▸ Requirement: Extract, from the listing that follows, each line containing the word "LastName".

▸ Material provided:
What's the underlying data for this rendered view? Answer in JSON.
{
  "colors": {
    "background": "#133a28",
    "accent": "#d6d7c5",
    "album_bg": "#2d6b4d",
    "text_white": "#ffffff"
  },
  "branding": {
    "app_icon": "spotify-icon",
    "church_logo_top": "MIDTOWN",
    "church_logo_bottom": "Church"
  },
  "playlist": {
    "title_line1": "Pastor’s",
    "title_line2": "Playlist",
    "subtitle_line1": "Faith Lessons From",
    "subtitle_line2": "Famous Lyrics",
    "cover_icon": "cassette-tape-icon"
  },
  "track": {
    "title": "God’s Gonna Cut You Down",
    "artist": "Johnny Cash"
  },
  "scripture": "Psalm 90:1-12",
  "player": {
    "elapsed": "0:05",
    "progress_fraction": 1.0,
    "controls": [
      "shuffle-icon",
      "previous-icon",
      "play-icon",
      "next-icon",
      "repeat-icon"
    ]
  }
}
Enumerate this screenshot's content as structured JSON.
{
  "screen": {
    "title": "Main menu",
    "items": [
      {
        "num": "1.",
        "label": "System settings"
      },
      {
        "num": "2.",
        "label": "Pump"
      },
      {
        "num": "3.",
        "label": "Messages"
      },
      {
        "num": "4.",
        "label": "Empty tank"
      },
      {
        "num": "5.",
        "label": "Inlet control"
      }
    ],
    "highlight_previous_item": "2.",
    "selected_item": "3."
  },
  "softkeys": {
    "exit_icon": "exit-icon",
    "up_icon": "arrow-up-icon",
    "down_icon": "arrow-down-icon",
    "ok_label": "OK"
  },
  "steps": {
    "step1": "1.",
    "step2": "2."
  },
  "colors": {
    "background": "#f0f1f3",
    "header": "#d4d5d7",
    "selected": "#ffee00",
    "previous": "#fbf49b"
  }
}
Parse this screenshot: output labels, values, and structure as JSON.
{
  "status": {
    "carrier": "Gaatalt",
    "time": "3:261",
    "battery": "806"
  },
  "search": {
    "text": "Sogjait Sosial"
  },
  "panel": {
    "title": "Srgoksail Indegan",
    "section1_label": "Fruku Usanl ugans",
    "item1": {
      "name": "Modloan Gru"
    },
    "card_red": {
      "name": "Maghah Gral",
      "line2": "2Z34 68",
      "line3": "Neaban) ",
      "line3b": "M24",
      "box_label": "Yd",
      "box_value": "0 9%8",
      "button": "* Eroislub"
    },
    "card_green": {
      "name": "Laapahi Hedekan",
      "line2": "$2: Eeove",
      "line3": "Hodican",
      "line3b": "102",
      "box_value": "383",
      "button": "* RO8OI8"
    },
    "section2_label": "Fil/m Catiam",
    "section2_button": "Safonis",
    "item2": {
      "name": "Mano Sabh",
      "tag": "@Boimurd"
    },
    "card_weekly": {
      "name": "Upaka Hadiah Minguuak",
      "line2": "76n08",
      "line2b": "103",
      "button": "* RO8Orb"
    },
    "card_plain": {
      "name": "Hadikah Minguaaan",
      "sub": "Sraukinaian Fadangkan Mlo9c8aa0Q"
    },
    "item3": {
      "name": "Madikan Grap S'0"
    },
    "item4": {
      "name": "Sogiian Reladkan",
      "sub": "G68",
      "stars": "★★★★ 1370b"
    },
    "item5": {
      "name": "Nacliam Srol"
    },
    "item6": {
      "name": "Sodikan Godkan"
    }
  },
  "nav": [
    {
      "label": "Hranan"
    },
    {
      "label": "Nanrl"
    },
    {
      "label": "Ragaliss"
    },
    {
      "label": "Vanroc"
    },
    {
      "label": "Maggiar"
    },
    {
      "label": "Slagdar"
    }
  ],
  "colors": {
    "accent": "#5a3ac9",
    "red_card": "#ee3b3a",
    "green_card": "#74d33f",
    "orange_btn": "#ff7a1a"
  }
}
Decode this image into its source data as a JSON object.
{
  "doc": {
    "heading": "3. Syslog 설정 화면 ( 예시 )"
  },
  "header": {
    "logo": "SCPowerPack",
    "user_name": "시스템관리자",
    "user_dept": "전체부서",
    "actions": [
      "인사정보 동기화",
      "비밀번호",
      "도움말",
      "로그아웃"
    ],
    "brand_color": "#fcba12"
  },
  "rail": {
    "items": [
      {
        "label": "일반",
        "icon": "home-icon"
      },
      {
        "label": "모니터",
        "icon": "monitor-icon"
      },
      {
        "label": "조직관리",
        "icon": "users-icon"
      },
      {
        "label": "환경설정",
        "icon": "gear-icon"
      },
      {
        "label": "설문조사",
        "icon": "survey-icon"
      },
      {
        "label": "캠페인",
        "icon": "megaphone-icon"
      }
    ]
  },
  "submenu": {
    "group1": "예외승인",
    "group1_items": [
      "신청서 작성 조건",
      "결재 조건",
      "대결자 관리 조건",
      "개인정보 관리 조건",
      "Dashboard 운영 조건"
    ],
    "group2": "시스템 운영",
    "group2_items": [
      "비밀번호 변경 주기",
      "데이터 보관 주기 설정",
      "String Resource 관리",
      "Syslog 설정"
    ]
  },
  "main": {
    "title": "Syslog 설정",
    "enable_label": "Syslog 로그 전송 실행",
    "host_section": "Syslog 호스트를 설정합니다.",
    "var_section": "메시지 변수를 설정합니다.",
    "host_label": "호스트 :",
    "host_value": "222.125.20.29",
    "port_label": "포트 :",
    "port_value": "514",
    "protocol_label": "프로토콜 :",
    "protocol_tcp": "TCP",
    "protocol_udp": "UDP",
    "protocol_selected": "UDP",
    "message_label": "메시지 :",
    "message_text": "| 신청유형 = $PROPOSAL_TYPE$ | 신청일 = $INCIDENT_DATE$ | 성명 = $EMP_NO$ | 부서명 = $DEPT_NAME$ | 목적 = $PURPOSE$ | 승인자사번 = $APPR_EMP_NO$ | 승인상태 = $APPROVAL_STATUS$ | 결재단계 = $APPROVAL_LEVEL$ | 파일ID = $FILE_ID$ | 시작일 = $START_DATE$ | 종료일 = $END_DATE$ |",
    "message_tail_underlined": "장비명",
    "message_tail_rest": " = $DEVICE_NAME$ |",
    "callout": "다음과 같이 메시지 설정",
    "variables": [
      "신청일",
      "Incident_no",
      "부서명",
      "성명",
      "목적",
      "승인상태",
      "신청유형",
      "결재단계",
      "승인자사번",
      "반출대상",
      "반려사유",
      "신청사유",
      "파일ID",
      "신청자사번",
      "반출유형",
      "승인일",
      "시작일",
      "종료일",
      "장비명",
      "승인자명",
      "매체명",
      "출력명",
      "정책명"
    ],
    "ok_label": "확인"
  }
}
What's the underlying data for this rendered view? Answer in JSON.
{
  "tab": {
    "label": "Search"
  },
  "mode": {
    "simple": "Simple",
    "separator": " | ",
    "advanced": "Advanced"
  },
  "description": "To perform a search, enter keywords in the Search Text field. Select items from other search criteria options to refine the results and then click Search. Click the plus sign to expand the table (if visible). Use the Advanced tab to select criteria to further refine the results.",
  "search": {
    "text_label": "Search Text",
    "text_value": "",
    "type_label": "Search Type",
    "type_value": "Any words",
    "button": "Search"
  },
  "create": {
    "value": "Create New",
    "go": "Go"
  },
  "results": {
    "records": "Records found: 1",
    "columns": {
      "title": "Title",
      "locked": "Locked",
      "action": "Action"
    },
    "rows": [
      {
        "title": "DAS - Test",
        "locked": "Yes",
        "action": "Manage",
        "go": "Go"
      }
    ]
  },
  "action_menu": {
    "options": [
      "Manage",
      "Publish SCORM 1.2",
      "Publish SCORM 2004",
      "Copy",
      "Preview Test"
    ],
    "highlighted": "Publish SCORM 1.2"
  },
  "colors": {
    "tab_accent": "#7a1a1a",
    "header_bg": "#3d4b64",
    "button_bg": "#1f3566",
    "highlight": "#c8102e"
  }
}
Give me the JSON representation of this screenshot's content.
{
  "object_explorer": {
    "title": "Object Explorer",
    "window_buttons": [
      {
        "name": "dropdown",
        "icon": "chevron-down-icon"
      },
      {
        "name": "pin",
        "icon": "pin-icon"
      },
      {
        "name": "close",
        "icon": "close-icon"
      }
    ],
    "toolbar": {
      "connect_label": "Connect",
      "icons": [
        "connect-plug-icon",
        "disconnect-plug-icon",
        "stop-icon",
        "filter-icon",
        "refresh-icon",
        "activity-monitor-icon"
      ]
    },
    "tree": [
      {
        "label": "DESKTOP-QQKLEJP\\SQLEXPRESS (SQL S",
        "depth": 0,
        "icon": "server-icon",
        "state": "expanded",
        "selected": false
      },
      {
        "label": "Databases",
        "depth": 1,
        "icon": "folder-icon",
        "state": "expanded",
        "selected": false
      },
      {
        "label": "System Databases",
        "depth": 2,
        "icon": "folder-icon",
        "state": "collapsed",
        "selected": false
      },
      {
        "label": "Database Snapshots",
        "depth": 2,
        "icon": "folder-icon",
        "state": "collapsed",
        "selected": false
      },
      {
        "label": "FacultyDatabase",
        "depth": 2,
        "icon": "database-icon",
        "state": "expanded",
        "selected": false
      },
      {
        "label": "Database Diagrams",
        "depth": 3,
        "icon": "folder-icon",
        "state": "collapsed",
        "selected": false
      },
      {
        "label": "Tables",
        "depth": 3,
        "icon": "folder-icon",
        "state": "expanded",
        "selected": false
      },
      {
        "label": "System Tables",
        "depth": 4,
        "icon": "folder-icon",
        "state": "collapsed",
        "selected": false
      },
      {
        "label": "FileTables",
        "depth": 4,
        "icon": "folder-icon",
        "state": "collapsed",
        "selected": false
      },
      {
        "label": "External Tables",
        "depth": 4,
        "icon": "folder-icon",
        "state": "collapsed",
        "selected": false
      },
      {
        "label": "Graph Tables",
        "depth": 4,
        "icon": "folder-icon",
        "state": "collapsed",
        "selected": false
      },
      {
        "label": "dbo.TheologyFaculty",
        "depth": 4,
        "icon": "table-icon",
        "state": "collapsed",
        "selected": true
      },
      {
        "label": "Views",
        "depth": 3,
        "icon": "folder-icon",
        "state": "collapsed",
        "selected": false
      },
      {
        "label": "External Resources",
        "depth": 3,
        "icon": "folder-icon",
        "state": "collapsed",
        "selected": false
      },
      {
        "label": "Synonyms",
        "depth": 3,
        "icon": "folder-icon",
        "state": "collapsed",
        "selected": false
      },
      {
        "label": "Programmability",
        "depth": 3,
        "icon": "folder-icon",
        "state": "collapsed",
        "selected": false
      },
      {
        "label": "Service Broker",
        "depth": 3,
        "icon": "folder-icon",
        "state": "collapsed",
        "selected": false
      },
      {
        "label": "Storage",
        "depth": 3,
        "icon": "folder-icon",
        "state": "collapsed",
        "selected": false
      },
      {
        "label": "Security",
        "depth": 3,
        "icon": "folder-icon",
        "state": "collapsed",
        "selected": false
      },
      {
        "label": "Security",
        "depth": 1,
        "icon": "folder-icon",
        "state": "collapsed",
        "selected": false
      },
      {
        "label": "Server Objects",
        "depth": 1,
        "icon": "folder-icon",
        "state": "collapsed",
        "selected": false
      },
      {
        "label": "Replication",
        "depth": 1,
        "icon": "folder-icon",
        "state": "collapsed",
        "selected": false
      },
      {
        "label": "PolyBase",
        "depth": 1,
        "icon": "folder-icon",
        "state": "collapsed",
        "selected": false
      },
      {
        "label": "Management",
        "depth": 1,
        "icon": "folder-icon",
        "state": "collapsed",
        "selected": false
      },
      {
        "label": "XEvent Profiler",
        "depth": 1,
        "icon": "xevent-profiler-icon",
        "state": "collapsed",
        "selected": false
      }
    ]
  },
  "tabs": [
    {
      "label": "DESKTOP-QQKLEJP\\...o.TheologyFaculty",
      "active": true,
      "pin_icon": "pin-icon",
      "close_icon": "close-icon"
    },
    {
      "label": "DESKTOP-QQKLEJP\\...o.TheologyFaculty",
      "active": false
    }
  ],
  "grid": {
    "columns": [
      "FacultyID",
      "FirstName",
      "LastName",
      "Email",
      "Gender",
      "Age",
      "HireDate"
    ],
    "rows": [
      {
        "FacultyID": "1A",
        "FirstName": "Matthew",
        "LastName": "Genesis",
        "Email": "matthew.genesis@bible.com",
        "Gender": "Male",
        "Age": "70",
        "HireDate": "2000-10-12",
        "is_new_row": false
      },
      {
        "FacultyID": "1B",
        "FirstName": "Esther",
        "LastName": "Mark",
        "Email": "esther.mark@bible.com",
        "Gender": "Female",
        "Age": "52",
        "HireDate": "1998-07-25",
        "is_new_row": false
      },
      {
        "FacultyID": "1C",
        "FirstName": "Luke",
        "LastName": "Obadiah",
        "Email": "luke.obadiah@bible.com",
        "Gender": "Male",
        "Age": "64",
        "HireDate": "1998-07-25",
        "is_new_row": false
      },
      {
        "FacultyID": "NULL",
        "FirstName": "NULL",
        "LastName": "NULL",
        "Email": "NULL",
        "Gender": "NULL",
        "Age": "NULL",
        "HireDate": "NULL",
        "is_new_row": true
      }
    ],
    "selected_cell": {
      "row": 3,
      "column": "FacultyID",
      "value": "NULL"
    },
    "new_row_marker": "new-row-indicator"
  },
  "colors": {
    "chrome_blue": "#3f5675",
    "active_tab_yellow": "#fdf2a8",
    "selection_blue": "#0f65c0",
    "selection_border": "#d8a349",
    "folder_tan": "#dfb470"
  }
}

▸ Solution for this problem:
      "LastName",
        "LastName": "Genesis",
        "LastName": "Mark",
        "LastName": "Obadiah",
        "LastName": "NULL",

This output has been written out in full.